Old’s loosely based on the graphic novel Sandcastle by French writer Pierre Oscar Lévy and artist Frederik Peeters. The action’s set in a tropical paradise complete with resort staff who immediately serve guests their favorite cocktails (based on a questionnaire completed before arrival) and supply a fully stocked candy station for the kiddies. The creep factor is instantly apparent; these resort employees are far too cheery and helpful.

The resort manager (Gustaf Hammarsten) selects a small group of guests to invite to a very private, secluded beach. First up is a family of four who desperately need a little R&R. Guy (Gael Garcia Bernal) and Prisca (Vicky Krieps) are obviously having major relationship issues and it’s hinted that Prisca is ill which is part of the reason they’re keeping their 11-year-old daughter, Maddox (Alexa Swinton), and six-year-old son, Trent (Nolan River), in the dark by pretending everything is hunky-dory.

Also invited are a racist douchebag doctor named Charles (Rufus Sewell), his trophy wife, Chrystal (Abbey Lee), their adorable six-year-old daughter, Kara (Kylie Begley), and Charles’ elderly mom, Agnes (Kathleen Chalfant). Jarin (Ken Leung) and Patricia (Nikki Amuka-Bird) join them and seem to be the only couple who enjoy being in each other’s presence.

A rapper with a bloody nose who goes by the ridiculous name Mid-Size Sedan (Aaron Pierre) and his dead girlfriend complete the carefully selected group who have the gorgeous beach all to themselves.

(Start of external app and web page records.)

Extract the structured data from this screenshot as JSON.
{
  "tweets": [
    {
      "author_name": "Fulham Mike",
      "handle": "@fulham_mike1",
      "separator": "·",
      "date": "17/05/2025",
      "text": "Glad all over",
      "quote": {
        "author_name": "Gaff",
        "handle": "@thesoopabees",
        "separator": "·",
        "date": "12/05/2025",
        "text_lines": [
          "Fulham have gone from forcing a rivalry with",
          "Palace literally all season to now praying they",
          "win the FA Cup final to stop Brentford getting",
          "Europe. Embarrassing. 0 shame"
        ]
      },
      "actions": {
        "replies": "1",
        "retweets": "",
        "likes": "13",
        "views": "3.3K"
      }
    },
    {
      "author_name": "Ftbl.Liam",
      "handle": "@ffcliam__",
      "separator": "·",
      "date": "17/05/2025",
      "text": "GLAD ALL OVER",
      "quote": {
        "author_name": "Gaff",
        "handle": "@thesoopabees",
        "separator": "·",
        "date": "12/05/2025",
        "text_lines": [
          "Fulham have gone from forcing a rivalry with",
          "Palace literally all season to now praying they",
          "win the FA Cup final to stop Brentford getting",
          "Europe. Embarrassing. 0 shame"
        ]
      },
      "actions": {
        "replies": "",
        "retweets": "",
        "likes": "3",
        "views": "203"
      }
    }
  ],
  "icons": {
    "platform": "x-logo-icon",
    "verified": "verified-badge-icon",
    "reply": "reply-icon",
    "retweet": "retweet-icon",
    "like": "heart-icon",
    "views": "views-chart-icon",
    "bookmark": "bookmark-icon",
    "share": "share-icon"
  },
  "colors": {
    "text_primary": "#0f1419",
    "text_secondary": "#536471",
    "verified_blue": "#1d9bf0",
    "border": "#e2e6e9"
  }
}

It doesn’t take long for the beachgoers to realize there’s something freaky going on. The dead woman on the beach isn’t nearly as worrisome to the group as Trent outgrowing his swim trunks for no logical reason. Soon it’s apparent Trent’s shorts aren’t the only thing growing as the kids mysteriously age up within hours of arriving on the beach. The youngsters become teenagers (played by Alex Wolff, Thomasin McKenzie, and Eliza Scanlen) while the adults begin showing the effects of age with new wrinkles and hearing loss. With no hope of escape from this twisted paradise, the strangers come to the realization their lives are slipping away as the minutes tick by.

Love the premise, hate the way it’s executed pretty much sums up my opinion of M. Night Shyamalan’s Old. It could have been a fascinating character study of how each member of this eclectic group faces the prospect of death – the keyword here being “could.” It’s not, because Shyamalan hasn’t offered us a single character to like or sympathize with. There’s no character development which makes it impossible to feel any empathy or become invested in their outcomes. When they die, we simply don’t care. Not only that, but we also root for quite a few of these insufferable characters to die horrific deaths because they deserve it. Or at least Shyamalan hasn’t given us any reason to believe otherwise.

In one of the film’s earlier scenes, Prisca warns her kids to stop rushing life and stop “wishing away the moment.” I’d loved to have seen a film that takes that line and runs with it. Instead, it’s just a throw-away piece of dialogue. Over the following hour and a half plus the characters never evolve past being two-dimensional, dispensable horror film caricatures. We’re provided no insight into how each of these strangers is dealing with their mortality. There’s simply nothing interesting going on.

There’s a classic M. Night Shyamalan twist at the end which is morally edgy enough to be interesting. However, after sitting through repetitive scenes with horrible dialogue spouted by disposable characters it’s difficult to justify sticking around for the twist.


MPAA Rating: PG-13 for disturbing images, brief strong language, partial nudity, strong violence, and suggestive content

Release Date: July 23, 2021

Running Time: 1 hour 48 minutes

Studio: Universal Pictures